In addition, the Committee heard reports from the Cold Regions Division of the Canadian Geotechnical Society, the Permafrost Committee of the Science Institute of the Northwest Territories, and the Canadian Polar Commission. Brief reports of progress were presented on IPA activities, particularly the Multilingual Glossary project of the Terminology Working Group, and the Circum-Arctic Permafrost Map project. Communications issues, both international and within Canada, were also discussed. The next meeting of the CNC/IPA will be held in association with the 47th Canadian Geotechnical Conference in Halifax, Nova Scotia, in September 1994.
Cold Regions Division, Canadian Geotechnical Society.
The 46th Annual Meeting of the Canadian Geotechnical Society was held in Saskatoon, 27-29 September 1993. The Cold Regions Division sponsored a session on permafrost engineering, in which six papers were presented.

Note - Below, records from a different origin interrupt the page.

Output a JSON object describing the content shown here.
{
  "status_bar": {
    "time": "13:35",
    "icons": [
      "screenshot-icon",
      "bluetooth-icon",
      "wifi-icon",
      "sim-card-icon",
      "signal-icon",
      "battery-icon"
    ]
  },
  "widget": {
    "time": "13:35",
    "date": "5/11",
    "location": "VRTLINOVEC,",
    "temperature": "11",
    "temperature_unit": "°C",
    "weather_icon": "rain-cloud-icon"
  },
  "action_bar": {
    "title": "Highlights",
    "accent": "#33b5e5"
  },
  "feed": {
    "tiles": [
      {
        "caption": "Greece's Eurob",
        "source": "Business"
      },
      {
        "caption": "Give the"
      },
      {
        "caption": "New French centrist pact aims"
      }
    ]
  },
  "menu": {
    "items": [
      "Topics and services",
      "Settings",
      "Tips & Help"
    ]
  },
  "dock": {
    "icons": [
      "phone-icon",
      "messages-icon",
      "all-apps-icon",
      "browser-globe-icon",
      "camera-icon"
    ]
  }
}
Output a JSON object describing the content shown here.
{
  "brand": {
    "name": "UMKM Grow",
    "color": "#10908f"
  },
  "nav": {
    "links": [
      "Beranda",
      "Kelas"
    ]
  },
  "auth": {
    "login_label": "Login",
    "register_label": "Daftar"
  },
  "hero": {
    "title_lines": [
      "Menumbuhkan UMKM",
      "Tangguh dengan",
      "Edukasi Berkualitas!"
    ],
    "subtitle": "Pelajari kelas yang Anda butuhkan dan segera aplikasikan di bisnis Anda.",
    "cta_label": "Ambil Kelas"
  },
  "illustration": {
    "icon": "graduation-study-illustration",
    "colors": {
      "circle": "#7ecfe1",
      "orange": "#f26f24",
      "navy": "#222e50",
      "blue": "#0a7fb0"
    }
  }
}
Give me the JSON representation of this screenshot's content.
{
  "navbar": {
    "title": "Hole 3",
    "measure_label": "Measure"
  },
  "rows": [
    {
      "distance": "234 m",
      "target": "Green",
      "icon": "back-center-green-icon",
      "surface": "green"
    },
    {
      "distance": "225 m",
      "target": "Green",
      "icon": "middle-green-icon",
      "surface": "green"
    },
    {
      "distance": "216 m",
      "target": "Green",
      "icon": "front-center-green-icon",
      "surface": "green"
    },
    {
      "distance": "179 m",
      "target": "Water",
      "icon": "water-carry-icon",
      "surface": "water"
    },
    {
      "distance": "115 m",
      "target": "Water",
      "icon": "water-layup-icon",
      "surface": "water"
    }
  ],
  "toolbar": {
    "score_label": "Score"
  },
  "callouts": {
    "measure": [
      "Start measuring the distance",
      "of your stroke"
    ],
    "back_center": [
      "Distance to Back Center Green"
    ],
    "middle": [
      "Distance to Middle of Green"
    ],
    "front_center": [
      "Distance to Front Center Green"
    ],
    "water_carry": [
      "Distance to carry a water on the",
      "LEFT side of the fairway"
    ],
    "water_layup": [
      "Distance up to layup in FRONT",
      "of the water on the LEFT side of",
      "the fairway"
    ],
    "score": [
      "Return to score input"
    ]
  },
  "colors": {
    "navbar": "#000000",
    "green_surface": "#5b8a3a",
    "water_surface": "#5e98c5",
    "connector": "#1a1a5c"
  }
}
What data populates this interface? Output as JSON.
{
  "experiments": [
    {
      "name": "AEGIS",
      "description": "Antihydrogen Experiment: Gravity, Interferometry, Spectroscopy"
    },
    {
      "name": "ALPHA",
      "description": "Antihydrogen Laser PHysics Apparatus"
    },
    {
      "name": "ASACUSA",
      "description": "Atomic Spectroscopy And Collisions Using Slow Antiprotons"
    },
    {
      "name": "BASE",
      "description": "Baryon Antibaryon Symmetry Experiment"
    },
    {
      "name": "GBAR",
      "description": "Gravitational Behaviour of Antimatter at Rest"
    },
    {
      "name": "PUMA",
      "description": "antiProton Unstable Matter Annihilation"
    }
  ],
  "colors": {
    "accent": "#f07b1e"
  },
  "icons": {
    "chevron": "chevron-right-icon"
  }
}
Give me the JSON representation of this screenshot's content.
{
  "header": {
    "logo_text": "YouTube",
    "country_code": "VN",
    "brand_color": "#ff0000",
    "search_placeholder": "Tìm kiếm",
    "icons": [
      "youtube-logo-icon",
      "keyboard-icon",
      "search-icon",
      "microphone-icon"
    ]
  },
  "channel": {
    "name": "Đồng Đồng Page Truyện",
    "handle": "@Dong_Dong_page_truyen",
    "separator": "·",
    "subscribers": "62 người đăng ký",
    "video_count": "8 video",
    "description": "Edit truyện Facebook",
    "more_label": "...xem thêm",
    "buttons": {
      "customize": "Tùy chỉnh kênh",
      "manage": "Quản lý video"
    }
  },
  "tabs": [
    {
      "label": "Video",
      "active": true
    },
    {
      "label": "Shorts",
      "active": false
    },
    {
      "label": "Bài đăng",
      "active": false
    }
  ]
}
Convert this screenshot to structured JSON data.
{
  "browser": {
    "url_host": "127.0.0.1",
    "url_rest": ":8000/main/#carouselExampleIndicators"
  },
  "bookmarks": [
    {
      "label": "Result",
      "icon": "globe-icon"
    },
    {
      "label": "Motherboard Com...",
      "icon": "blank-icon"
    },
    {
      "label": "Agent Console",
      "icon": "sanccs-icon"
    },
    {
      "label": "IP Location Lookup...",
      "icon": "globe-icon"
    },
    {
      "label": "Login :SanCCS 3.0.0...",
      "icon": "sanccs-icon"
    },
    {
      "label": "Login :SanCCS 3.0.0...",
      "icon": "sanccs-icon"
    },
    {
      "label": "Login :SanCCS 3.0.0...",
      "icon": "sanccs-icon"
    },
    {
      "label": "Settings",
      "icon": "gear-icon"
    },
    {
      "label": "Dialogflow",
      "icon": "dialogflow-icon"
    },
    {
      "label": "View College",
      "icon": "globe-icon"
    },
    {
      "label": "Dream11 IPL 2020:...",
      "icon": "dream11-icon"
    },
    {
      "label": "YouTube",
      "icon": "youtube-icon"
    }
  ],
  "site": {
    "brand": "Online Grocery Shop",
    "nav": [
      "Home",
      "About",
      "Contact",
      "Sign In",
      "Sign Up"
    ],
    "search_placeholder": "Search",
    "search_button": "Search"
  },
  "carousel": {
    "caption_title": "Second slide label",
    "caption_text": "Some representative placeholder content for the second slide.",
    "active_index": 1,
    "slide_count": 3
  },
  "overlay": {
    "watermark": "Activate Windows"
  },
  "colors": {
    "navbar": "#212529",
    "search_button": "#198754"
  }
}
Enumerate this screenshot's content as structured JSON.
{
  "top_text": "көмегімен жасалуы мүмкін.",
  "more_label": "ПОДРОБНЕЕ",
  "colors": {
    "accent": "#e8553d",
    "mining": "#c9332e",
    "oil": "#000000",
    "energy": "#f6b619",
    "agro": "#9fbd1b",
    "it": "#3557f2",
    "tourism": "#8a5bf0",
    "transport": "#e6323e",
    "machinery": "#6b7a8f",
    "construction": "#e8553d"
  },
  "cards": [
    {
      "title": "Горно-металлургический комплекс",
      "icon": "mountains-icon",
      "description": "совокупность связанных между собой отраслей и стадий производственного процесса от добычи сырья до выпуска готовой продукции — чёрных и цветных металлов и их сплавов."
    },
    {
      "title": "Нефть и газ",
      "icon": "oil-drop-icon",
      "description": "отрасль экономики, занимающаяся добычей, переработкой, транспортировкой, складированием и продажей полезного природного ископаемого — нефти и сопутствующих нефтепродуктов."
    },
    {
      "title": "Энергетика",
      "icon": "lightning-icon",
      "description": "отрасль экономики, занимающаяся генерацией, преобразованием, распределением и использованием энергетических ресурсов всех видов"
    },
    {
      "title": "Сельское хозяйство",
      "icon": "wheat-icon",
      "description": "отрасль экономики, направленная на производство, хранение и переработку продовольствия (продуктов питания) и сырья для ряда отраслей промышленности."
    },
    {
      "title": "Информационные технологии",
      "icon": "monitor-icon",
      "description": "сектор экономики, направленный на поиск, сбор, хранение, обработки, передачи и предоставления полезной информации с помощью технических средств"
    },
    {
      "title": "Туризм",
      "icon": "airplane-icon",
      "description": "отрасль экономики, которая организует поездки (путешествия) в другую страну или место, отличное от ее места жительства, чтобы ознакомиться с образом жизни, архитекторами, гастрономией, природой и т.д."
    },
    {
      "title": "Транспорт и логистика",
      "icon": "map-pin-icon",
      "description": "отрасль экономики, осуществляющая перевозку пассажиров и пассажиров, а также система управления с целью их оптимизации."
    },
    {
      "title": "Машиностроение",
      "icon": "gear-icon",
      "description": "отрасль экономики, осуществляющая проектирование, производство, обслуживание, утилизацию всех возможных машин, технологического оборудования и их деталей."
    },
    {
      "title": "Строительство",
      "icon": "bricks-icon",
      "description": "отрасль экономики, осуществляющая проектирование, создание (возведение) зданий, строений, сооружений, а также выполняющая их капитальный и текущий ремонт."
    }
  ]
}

The papers dealt with freeze-thaw treatment of oil sands tailings, creep of frozen soil, strength of silty permafrost, testing of frozen sand, and segregation potential. The 1993 Roger J.E. Brown Award, which was established in 1986 to honor the memory of the renowned Canadian permafrost scientist, was awarded to Branko Ladanyi, Département de génie civile, École polytechnique, Université de Montréal, for "services to permafrost studies in Canada." Don Hayley was also given a special award for "service to the Geotechnical Society," in recognition of his initiative and efforts in founding the Cold Regions Division of the Society.
The 47th Canadian Geotechnical Conference, to be held in Halifax, Nova Scotia, 21-23 September 1994, will include a session on "Piles in Permafrost." The conference will also include regular sessions for submitted papers. Abstracts of 500 words or fewer should be submitted by 30 November 1993 (see calendar).
Prepared by J.A. Heginbottom